(Data about app and page elements)
======
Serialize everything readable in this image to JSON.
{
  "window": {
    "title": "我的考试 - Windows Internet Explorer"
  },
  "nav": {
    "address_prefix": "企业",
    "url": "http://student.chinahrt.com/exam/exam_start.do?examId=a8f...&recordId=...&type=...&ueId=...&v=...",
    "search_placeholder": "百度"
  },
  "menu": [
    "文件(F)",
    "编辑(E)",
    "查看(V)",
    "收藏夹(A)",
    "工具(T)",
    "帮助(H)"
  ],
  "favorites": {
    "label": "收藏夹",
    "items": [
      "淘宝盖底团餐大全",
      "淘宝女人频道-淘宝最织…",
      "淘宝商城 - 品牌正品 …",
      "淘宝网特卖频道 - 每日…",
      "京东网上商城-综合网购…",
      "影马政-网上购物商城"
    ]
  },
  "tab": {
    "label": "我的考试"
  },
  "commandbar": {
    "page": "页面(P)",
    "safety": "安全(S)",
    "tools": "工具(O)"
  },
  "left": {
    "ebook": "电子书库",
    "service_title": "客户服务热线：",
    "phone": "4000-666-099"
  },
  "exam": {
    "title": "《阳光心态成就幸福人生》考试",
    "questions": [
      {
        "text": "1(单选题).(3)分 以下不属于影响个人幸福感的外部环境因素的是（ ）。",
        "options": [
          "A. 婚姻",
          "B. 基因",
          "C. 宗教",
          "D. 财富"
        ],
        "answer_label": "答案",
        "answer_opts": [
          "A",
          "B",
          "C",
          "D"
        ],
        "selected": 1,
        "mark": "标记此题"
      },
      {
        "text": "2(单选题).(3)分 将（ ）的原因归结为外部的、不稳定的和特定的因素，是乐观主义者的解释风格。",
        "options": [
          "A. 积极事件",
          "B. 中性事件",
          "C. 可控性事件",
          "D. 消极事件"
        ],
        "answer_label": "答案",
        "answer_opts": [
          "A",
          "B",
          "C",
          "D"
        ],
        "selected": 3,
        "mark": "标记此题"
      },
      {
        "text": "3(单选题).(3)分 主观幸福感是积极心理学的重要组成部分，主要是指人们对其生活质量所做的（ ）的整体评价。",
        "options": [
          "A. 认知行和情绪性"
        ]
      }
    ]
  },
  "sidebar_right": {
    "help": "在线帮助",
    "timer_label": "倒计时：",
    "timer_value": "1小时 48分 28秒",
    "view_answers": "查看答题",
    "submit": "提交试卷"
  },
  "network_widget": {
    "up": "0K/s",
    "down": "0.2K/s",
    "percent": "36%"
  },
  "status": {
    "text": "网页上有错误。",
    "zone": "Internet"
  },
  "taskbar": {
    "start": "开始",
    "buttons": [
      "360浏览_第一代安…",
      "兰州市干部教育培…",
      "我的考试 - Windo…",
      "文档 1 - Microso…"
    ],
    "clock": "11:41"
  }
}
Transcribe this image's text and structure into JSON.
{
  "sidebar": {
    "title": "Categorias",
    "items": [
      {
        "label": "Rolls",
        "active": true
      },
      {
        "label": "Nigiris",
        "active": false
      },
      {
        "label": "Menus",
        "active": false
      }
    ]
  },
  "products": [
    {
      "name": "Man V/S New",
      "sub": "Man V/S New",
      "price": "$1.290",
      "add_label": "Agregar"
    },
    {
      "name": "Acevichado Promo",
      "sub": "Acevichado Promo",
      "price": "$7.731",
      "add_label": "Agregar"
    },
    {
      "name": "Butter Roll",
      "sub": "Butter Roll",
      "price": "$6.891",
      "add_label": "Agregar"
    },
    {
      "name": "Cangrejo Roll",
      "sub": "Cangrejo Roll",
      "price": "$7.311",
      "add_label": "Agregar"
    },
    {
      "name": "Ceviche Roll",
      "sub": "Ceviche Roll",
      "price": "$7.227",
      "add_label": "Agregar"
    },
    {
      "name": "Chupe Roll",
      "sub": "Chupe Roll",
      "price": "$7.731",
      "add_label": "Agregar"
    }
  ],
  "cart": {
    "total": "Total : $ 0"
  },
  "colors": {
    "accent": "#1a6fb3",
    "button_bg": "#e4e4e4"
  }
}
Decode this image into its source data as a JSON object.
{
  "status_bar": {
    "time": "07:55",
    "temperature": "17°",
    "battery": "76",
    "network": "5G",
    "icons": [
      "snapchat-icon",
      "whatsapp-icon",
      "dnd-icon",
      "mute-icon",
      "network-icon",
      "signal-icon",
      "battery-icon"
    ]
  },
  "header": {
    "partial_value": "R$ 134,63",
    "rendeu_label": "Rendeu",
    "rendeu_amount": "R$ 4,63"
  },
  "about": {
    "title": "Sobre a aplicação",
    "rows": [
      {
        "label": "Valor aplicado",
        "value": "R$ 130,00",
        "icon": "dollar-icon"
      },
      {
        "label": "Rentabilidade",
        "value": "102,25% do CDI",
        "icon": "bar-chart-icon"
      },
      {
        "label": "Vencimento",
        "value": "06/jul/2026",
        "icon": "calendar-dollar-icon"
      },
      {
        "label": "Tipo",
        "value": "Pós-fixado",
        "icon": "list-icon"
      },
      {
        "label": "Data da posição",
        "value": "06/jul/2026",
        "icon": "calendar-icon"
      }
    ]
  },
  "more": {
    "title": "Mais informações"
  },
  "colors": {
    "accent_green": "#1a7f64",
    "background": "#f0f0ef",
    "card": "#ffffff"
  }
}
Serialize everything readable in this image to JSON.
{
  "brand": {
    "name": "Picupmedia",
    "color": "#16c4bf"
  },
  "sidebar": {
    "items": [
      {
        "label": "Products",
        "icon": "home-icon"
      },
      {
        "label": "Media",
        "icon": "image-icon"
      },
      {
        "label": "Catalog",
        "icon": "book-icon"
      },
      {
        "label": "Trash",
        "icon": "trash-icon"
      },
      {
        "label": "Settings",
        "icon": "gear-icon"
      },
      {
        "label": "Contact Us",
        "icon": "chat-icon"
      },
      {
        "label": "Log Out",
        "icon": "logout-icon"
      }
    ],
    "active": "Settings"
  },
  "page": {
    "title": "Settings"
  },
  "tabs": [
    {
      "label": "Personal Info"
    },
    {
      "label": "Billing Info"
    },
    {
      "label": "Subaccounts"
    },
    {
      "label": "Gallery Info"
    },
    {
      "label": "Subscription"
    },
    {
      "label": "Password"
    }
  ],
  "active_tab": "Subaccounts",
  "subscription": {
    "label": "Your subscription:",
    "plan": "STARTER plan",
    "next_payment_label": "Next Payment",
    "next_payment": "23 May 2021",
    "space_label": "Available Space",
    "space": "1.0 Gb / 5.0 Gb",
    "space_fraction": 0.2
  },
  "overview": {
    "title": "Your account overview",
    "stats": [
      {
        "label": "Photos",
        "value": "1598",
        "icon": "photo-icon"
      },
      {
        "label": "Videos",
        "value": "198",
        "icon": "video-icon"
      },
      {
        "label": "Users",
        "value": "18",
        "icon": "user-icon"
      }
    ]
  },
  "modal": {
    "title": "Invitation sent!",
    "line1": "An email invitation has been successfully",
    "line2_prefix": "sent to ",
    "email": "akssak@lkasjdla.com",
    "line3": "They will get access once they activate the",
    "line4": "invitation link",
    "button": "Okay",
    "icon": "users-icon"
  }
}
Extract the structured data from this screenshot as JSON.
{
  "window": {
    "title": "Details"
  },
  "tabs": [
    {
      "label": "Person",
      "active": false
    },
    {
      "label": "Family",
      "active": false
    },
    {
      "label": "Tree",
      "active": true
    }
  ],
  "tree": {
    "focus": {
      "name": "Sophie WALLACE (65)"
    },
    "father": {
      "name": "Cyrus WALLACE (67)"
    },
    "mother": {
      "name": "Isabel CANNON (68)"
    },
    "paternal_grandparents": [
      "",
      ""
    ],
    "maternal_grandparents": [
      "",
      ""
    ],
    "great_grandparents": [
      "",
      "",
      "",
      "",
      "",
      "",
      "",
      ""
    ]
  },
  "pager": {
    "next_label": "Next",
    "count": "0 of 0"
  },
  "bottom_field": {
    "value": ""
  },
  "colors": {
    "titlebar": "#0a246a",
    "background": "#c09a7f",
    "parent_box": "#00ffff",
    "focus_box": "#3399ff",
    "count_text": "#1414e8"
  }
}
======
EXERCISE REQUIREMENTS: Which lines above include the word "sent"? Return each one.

EXERCISE ANSWER:
    "title": "Invitation sent!",
    "line2_prefix": "sent to ",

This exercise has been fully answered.